- DIRECTIONS FOR THIS TASK
Where in the records does the word "Test" appear? Copy each line that holds it.
####
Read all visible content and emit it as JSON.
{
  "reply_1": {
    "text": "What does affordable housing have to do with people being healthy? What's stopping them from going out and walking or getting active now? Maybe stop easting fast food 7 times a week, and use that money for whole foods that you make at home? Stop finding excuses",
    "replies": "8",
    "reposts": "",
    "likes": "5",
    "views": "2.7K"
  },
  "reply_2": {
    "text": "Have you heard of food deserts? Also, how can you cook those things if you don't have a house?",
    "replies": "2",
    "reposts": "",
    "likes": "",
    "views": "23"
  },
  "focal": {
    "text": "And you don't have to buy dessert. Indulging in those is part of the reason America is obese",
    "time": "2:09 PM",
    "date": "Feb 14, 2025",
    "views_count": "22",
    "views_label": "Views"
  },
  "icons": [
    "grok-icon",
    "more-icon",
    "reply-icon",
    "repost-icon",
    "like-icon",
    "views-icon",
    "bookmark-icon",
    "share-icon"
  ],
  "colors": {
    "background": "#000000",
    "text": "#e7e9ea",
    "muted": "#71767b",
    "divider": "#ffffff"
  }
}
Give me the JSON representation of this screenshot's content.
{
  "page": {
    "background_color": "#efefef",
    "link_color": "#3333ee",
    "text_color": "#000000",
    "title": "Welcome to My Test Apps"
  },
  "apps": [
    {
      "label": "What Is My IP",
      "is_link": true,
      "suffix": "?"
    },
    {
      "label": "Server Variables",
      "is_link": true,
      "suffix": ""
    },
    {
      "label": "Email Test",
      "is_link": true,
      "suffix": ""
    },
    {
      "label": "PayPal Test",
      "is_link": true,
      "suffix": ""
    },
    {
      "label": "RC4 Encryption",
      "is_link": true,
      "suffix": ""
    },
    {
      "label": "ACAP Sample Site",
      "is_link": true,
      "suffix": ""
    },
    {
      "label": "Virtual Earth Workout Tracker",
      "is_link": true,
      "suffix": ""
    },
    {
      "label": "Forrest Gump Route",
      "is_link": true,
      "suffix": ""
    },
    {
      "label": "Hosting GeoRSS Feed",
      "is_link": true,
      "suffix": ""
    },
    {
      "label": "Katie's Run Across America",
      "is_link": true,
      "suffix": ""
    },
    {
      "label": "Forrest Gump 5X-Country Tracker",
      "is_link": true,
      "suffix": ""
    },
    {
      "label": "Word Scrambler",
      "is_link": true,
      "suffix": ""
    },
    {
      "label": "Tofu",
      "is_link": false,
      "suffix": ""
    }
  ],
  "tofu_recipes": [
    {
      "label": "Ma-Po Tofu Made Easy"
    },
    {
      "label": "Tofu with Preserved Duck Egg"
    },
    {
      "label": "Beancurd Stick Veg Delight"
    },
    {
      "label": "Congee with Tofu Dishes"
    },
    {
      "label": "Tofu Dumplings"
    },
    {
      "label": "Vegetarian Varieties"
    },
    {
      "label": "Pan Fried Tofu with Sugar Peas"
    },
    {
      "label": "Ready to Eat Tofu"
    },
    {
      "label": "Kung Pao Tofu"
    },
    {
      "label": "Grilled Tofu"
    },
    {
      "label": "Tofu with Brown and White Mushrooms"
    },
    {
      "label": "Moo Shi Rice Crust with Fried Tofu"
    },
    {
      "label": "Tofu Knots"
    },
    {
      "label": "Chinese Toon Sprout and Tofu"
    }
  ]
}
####
- ANSWER SECTION
    "title": "Welcome to My Test Apps"
      "label": "Email Test",
      "label": "PayPal Test",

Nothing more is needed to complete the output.